Although the functionality of the gadgets is virtualised and distributed between them, the gadgets needn't be homogenous. Gadgets with BGP peers should be ones with lots of RAM to store the big routing table. Gadgets with high levels of traffic through them should have more advanced levels of switching and routing hardware. One danger is that an extension to the network shifts traffic patterns, causing more traffic to go through previously lightly loaded gadgets which might have once only had to perform basic switching functions (perhaps only carrying a single subnet), but which now find themselves routing, firewalling, and maybe even implementing BGP - so it'll be wise to provide a tool that reports on what levels of different activities (switching, routing, basic firewalling, port/address translation, and BGP peering) each gadget is doing, and how it's doing for CPU time and RAM.
In effect, what I'm proposing is a slight change to how switches are configured, to make managing a large redundant network easier; then virtualising and distributing the routing/firewalling job.
It'd be nice to make the inter-gadget protocol a standard, so you can mix gadgets from different manufacturers. But that'd be a tricky thing to organise. As the market currently stands, a manufacturer that provides a network like this would have a nice commercial edge, and they'd just love to patent it and keep competitors out. So I predict that, to begin with, such setups would constrain you to a single vendor; but once they've all got their own offerings so it's no longer a competitive advantage, perhaps some standardisation efforts could occur.
Inter-gadget routing can use techniques learnt from Multi Protocol Label Switching. At the basic level, when an Ethernet frame is destined for a different gadget, the source gadget can just tag it with the ID of the target gadget and send it down the best trunk; subsequent gadgets that receive the frame can examine the target gadget field, looking deeper inside if the frame is destined for this gadget, otherwise just forwarding it on without any more complex inspection required.
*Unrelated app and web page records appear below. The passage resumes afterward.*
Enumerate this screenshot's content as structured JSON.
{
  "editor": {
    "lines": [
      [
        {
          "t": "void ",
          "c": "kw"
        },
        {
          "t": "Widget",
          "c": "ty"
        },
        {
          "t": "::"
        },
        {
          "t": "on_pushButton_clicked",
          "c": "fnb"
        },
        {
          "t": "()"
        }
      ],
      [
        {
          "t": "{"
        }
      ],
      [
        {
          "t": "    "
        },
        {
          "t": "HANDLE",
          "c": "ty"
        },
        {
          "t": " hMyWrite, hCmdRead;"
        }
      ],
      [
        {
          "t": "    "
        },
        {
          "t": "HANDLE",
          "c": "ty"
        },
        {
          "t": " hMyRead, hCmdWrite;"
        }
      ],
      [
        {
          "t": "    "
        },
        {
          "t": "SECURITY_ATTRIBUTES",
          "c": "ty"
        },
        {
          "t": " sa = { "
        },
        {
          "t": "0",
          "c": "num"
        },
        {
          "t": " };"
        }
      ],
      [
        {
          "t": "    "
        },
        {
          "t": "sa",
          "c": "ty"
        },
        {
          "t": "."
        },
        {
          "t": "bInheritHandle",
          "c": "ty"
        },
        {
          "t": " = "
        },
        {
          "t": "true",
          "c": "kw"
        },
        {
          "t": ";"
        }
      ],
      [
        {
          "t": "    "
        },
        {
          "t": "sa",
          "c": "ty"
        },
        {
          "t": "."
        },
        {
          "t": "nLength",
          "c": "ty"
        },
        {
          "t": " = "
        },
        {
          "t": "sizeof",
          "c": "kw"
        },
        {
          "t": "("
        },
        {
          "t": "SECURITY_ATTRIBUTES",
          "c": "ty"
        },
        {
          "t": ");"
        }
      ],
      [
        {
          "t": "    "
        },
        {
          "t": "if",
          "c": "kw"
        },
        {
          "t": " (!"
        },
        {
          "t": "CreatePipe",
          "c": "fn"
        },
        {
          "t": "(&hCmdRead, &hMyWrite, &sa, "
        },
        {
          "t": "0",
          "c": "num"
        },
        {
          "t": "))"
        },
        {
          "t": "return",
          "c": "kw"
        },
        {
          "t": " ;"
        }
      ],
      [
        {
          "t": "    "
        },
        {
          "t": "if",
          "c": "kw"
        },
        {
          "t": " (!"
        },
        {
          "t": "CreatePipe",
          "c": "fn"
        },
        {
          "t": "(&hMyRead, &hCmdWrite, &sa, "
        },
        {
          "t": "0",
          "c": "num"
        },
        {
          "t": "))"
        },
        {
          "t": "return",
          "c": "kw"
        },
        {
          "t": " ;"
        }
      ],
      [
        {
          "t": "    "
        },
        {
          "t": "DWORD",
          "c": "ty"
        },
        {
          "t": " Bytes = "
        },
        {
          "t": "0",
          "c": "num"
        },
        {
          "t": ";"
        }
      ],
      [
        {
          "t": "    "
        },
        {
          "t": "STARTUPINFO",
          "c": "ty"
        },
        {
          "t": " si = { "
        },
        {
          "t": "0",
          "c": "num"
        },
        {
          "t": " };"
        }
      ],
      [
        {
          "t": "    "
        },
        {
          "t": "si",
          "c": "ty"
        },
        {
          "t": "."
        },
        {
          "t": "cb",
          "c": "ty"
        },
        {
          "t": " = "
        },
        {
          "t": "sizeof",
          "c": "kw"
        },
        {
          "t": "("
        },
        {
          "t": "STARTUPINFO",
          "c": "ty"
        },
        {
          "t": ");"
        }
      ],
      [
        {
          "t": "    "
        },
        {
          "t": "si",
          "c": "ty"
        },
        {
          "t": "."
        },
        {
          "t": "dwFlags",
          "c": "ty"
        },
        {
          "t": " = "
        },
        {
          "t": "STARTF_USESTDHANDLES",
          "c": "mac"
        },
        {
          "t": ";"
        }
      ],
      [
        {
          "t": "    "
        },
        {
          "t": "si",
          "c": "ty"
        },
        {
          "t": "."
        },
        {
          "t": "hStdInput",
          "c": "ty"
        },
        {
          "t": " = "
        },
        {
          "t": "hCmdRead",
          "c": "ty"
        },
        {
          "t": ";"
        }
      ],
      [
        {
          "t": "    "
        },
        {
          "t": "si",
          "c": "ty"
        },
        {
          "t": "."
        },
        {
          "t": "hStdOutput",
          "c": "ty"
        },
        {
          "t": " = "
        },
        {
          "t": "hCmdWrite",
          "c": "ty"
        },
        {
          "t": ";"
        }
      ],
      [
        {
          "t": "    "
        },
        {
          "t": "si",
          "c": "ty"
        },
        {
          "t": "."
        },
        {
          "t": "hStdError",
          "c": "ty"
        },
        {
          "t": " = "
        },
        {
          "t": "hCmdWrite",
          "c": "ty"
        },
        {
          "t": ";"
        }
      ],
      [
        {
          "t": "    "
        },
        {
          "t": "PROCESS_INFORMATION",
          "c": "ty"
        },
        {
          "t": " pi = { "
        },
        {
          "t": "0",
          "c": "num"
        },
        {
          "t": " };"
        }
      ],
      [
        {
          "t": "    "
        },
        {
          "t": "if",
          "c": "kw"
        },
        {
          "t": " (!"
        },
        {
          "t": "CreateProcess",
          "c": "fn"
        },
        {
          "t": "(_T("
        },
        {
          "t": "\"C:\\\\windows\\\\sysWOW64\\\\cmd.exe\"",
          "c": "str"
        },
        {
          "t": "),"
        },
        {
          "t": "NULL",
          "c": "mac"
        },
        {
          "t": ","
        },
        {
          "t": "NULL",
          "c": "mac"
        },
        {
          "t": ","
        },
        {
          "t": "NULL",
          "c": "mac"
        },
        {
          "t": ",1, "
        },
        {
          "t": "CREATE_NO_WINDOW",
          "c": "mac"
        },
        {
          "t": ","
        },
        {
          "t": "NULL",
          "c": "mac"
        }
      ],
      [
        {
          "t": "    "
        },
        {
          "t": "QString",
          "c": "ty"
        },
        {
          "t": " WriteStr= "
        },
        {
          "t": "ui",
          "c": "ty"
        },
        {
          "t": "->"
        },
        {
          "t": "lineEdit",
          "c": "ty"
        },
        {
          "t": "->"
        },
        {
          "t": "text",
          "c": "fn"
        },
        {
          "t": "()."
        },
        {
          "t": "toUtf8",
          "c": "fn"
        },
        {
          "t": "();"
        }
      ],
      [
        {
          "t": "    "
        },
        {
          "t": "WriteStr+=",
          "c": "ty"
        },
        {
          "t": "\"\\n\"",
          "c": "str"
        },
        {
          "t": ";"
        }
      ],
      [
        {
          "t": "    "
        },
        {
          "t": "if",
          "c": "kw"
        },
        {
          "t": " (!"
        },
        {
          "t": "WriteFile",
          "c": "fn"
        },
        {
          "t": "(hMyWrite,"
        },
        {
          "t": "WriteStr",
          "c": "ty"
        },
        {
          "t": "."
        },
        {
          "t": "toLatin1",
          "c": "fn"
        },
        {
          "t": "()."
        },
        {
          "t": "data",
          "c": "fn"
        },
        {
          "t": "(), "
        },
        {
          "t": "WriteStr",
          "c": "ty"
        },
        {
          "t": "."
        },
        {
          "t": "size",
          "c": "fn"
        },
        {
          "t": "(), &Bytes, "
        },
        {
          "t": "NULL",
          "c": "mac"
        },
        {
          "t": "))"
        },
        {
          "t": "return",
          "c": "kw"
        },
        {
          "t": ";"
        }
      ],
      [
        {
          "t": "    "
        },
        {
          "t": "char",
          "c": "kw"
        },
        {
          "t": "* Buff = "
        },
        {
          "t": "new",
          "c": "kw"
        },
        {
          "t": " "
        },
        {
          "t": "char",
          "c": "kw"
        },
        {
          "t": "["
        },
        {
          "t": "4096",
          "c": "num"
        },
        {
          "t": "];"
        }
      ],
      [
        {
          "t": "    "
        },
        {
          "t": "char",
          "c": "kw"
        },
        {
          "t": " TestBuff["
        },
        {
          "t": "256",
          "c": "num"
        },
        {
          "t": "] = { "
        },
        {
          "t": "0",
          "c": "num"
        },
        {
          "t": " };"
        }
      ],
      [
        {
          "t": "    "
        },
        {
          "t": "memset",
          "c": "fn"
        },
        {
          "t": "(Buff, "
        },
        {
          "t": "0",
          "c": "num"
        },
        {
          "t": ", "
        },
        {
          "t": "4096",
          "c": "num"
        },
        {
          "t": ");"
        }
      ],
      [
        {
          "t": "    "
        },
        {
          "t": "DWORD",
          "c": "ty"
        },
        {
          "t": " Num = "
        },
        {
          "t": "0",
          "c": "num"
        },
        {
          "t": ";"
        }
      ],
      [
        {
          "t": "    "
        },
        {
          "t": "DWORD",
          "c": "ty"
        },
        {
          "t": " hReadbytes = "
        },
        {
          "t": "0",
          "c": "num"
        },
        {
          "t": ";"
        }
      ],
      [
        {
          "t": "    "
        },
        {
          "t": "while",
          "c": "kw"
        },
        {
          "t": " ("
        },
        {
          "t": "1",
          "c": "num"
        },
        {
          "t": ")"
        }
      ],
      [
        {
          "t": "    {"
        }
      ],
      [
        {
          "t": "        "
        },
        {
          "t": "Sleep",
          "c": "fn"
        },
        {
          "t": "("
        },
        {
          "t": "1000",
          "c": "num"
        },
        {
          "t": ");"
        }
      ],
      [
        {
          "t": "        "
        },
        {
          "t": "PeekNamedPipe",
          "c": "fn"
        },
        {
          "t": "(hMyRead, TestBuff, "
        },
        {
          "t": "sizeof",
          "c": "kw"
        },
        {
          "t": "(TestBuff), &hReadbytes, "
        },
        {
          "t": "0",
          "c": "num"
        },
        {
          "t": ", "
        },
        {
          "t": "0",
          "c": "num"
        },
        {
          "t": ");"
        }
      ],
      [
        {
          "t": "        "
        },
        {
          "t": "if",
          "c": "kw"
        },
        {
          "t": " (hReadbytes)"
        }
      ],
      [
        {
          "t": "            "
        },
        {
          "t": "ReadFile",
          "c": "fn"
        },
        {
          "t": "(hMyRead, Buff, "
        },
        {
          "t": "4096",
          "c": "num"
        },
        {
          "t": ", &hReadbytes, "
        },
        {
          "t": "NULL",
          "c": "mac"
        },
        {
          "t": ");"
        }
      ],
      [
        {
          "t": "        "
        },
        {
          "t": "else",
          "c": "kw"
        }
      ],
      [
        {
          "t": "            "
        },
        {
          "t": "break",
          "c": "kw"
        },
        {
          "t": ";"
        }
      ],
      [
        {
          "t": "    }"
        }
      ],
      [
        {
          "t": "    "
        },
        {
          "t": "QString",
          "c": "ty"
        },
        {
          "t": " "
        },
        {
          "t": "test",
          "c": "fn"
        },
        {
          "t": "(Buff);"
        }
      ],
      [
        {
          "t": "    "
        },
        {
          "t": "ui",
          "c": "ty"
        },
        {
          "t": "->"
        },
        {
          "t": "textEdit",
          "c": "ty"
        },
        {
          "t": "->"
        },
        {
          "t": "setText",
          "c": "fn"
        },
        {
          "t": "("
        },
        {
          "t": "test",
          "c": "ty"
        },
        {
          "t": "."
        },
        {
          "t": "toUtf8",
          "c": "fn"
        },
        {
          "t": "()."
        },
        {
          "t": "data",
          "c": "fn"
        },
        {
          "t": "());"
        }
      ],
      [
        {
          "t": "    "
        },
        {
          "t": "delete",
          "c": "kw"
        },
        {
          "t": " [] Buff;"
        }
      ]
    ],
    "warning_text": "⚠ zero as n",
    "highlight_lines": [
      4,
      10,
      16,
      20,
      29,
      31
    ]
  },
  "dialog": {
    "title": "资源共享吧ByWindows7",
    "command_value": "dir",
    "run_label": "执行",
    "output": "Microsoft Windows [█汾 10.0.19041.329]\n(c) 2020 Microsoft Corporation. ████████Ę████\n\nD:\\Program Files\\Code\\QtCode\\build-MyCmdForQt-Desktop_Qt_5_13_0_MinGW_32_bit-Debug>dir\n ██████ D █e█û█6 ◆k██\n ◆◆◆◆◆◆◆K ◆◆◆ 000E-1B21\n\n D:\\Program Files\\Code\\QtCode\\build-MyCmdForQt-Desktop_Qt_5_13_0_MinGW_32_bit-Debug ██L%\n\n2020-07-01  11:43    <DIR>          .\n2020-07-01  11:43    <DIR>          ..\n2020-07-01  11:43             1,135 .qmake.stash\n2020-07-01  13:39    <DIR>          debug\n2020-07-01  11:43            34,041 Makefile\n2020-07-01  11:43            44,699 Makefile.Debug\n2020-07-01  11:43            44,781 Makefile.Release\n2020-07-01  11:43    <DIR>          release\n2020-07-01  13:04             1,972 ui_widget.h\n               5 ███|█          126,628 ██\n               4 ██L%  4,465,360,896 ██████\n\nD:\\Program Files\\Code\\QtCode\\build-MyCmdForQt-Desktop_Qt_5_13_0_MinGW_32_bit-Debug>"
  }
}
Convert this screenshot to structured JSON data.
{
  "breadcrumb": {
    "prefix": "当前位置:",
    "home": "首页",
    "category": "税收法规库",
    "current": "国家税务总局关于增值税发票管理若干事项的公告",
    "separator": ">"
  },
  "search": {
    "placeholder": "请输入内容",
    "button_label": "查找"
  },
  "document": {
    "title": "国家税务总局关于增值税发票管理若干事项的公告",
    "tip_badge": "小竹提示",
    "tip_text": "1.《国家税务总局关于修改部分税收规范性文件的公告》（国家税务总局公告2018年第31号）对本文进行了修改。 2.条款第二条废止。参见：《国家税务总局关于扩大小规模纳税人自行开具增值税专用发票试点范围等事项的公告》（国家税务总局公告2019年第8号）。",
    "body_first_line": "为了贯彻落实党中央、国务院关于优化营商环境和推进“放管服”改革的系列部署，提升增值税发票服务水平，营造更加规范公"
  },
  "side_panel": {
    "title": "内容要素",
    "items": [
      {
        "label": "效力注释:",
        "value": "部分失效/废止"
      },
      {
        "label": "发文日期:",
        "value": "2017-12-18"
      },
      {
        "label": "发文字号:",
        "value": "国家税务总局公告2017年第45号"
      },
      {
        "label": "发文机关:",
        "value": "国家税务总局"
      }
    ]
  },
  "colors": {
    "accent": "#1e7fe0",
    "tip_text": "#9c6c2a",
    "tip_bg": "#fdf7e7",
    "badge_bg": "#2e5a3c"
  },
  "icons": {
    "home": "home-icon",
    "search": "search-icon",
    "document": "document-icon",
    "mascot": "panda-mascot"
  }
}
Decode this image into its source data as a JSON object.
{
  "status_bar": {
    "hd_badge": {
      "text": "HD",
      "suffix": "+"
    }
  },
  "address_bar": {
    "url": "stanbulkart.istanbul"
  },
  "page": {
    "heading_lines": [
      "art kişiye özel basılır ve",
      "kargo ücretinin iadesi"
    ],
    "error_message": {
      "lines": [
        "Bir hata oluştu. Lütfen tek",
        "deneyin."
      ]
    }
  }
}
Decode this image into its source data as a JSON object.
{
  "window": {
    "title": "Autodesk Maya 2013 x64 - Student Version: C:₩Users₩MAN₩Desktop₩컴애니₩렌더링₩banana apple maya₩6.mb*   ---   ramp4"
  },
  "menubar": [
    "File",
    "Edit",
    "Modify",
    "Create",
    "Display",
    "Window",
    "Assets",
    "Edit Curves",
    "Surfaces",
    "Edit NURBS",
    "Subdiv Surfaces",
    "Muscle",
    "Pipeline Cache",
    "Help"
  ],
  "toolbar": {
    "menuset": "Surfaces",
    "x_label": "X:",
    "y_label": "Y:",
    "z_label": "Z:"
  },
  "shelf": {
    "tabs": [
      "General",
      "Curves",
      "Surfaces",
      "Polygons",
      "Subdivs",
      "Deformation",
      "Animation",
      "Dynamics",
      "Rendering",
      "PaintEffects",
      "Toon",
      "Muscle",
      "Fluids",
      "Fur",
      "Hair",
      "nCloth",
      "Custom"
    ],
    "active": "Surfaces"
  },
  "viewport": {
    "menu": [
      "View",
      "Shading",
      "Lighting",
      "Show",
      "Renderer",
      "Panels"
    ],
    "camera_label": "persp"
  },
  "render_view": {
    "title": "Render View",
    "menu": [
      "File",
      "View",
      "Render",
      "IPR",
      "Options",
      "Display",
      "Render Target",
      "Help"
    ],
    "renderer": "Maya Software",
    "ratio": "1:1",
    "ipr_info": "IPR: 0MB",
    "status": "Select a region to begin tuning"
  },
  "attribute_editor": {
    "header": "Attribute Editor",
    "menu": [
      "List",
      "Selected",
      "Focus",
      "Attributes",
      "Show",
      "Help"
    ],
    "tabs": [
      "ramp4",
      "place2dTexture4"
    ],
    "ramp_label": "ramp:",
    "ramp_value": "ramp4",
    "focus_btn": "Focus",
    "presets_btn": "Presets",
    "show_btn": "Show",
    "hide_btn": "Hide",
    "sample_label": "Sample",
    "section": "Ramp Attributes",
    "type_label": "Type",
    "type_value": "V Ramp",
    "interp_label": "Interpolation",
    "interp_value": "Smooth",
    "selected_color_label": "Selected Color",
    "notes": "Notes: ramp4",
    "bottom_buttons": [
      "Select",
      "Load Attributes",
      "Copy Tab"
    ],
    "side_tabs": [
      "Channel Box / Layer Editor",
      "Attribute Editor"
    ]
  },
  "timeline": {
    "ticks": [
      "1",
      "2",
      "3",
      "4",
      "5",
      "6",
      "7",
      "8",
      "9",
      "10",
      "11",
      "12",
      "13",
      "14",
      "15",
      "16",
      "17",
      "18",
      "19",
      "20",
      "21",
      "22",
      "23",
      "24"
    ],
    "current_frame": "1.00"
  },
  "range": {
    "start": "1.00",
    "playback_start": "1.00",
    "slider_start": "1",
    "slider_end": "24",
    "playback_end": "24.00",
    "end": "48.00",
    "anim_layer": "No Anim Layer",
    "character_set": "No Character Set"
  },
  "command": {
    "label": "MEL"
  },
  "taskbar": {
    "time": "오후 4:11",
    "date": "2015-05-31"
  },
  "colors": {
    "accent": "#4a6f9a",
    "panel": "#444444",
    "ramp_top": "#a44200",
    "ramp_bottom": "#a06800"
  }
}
This means that gadgets with only other gadgets plugged into them (the 'backbone gadgets') need only ever perform this very simple forwarding function, meaning they can achieve high throughput with only a simple (and therefore cheap) hardware switching matrix.
Still, a network hardware company might not want to implement something like my gadgets. They do too well out of selling expensive separate switches, routers, and firewalls, and having a broad, complex, product line to snare the unwary with - with price differences between products often based more on different licence keys that enable different bits of functionality rather than anything in the product; but the gadgets approach relies on being able to distribute functionality dynamically through the network. There's three approaches to this issue. You can buy licences for a network rather than for a device (so the ability to do firewalling) and the licence key is replicated across the network with the configuration. Or you can buy licences for devices, and have the gadgets take into account the capabilities of different gadgets to allocate functionality; perhaps a gadget without a routing licence can just act like a switch, passing all traffic for transport between subnets to another gadget... but we're trying to move away from that.
Or we can just hope a small startup goes ahead and does it, kicking the licence-extortion business model out from under the industry.